This book offers a fresh resource for clergy support groups. Building on judicatory efforts to counter the problem of isolation and loneliness in ministry, the author describes how the use of stories about clergy can provide a basis for clergy to explore in support groups some of the signal issues experienced in ministry. The design offers a 20 meeting framework for building what John Calvin called "A Company of Pastors."



This book provides strategies and techniques of humor to be applied to the practice of ministry. The author demonstrates how comedy can lessen tension, bridge differences, and strengthen relationships in the church. With a variety of examples, the book shows how humor can be utilized in sermons, liturgies, counseling, funerals, and other dimensions of ministry. It also provides a "Pastor's Survival Notebook " that offers several techniques of comedy that a pastor can use to personally address the stresses of ministry.




This book introduces the idea that an interim is in an ideal position to advocate for good health strategies for the next pastor. The author offers exercises and directions on how to raise the congregation's awareness and specific steps the congregation can take to shape a healthy relationship with their new pastor.

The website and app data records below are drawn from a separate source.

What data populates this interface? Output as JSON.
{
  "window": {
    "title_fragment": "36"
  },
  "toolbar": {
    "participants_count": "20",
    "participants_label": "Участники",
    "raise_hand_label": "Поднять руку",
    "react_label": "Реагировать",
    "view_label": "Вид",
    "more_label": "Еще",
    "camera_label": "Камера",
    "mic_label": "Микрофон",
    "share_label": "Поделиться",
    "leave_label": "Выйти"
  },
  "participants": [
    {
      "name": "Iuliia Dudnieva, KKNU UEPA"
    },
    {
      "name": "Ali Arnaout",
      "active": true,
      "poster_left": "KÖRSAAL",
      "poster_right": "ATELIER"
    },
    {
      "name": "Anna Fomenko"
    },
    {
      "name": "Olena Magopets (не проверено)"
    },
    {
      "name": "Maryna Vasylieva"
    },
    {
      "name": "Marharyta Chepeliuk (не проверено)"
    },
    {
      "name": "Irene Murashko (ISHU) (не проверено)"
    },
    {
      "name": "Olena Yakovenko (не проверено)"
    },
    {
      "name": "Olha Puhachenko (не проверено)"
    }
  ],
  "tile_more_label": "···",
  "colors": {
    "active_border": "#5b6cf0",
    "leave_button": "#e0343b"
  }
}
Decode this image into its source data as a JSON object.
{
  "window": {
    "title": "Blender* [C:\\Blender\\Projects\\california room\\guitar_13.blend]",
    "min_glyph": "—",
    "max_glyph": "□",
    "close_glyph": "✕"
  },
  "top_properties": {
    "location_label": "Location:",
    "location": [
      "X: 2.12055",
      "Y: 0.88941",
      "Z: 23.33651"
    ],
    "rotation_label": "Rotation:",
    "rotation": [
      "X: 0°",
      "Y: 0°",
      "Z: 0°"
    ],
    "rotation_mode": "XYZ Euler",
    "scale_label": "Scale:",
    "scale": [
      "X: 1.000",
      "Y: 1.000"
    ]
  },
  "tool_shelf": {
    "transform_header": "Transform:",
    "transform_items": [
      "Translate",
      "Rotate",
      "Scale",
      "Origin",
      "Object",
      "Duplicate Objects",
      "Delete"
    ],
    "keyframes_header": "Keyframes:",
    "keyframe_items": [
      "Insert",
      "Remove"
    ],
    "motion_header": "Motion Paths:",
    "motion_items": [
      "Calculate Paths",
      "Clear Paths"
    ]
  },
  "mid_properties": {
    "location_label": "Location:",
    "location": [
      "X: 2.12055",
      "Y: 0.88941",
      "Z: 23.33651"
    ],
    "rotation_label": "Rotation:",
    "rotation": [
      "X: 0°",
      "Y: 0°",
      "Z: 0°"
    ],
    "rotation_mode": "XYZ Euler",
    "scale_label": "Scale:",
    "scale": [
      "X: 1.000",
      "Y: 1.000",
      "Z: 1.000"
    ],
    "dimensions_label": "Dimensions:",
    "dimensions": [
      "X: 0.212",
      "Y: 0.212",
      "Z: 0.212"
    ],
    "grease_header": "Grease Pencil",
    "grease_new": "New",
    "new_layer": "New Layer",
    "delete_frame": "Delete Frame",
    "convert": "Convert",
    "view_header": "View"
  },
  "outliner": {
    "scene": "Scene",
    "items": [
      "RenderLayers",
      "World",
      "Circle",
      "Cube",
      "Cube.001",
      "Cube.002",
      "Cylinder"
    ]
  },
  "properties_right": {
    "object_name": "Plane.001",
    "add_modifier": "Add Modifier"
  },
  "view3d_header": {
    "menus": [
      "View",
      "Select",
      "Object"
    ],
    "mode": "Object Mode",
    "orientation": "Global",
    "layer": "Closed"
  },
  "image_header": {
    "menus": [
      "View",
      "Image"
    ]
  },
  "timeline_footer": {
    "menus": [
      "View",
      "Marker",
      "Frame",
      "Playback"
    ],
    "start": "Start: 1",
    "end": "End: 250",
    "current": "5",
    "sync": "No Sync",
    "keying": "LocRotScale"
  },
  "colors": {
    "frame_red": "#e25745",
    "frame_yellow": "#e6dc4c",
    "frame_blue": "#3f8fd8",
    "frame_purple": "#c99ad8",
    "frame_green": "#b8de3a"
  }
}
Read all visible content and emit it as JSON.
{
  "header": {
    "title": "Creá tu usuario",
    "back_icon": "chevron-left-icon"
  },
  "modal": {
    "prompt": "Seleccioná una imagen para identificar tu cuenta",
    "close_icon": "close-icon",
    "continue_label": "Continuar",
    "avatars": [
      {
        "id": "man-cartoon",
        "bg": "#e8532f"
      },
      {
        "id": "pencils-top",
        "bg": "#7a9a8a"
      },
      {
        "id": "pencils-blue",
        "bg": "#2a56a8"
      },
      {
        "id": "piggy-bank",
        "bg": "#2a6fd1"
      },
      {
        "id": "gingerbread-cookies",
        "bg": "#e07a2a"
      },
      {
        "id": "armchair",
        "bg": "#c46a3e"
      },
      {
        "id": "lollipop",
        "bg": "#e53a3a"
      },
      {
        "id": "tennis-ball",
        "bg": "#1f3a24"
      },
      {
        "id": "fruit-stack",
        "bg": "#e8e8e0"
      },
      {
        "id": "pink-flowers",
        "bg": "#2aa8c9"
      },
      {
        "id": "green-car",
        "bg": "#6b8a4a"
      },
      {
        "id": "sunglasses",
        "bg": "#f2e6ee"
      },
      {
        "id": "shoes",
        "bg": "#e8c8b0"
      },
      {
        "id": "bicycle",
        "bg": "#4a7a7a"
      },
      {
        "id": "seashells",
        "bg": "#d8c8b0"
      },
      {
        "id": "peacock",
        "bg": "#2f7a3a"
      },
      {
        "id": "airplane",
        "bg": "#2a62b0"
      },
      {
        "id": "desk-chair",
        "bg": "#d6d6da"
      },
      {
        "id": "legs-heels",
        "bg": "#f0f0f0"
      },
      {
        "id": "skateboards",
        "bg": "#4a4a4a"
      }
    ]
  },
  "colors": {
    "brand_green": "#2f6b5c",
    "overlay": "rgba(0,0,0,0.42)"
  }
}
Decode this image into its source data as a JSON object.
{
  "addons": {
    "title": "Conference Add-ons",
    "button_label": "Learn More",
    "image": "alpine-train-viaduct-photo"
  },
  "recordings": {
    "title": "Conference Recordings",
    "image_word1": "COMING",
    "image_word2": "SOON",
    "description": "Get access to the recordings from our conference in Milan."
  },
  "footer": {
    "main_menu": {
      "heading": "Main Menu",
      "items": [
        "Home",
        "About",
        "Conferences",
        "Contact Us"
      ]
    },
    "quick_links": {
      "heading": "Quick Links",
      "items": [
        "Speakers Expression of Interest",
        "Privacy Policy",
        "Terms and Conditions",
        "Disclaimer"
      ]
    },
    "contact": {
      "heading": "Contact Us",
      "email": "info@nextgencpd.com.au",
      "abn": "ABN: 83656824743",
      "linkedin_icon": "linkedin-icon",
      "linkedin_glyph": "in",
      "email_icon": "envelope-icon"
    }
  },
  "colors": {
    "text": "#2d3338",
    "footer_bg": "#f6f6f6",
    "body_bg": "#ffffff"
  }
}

Resources available through PPCN

Webinar:  Teaming With Your Clergy, a resource webinar offering a plan to strengthen the healthy nurture of the teamwork between session and pastor. Co-sponsored by the Presbytery Pastoral Care Network and the Presbyterian Outlook.  (fee /inquire about bulk discounts)  Email | Ph. 800/446-6008 Ext. 758    

Deep Well CD Front Cover
Laughter from the Well CD
tool kit

Deep Well for the Pastor
CD with spiritual meditations and music to support the pastoral vocation.  Price $10 

(limited supply)

Contact Steve McCutchan

Laughter from the Well
CD with 70 minutes of humorous & musical reflections on the challenges of ministry. 

Price $9.99


The Toolbox

Paper with strategies bringing a healthier perspective to the work of ministry.  Free. 

(Toolbox is at bottom of page)